A preliminary study into the utility of a portable, commercial grade EEG system for use in sports: effects of exercise and implications for sports related concussion

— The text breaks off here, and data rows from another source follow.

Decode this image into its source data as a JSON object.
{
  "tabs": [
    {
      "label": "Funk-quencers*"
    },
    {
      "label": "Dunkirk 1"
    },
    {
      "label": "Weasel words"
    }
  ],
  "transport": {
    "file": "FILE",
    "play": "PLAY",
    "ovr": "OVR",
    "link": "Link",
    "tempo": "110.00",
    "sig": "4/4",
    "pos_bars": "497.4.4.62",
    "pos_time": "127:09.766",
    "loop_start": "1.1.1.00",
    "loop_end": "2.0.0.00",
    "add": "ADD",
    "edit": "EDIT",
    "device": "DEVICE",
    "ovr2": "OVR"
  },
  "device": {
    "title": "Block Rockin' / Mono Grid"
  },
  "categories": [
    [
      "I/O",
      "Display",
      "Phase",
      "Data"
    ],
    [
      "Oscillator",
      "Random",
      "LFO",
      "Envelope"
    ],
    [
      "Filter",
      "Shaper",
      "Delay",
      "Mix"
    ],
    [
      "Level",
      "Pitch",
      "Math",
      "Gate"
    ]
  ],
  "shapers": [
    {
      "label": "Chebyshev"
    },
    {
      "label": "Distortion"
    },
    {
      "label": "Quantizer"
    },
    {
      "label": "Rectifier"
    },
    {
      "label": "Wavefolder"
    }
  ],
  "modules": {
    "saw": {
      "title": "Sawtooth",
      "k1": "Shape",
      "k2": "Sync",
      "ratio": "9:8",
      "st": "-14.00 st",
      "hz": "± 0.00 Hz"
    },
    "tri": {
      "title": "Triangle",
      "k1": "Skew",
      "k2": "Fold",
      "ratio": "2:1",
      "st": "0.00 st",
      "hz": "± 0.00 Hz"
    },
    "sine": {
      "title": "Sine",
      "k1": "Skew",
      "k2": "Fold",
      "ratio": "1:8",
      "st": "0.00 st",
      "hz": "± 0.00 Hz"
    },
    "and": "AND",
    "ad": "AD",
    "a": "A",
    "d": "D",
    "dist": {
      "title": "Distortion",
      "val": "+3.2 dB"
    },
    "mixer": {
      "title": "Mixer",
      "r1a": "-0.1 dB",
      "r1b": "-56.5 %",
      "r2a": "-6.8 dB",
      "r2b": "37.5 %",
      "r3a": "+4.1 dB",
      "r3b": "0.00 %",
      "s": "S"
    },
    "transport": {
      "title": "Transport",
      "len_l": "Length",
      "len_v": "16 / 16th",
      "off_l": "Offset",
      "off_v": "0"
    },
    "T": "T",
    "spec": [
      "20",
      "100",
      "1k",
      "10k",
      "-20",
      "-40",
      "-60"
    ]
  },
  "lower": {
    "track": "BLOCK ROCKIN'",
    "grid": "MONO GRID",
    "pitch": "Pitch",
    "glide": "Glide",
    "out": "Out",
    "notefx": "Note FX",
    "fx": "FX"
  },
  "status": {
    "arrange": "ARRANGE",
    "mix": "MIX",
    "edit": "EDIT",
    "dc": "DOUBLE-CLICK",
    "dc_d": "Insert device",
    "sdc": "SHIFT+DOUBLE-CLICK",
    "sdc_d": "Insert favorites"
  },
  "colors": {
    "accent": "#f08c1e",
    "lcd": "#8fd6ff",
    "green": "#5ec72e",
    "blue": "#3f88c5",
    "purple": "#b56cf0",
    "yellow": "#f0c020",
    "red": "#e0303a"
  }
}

Concussion is a brain injury and is defined as a “complex pathophysiological process affecting the brain, induced by biomechanical forces.” Concussion diagnosis is problematic and is currently a highly subjective clinical decision based on presenting signs and symptoms. Current assessment concussion assessment techniques are deficient. Neuropsychological tests, whilst portable, have problems with sensitivity, reliability, and susceptibility to athlete tampering. Imaging techniques such as diffusion tensor imaging (DTI), functional magnetic resonance imaging (fMRI) and electroencephalogram (EEG) are sensitive to structural and functional brain changes due to concussion but are not suitable fieldside tests. The Emotiv EPOC+ is a portable EEG recording system that was tested in this study. Firstly, a comparison of the EPOC+ to a Biosemi system showed that like the research-grade Biosemi system, EPOC+ can record a steady state visual evoked potential (SSVEP) response to flickering (15Hz) stimuli. Secondly, the method developed for testing SSVEP response using EPOC+ showed no significant change in response when testing was carried out before and after high intensity exercise. The current study highlights the advantage of using portable EEG over neuropsychological testing and sets a platform for the development of a new concussion assessment tool.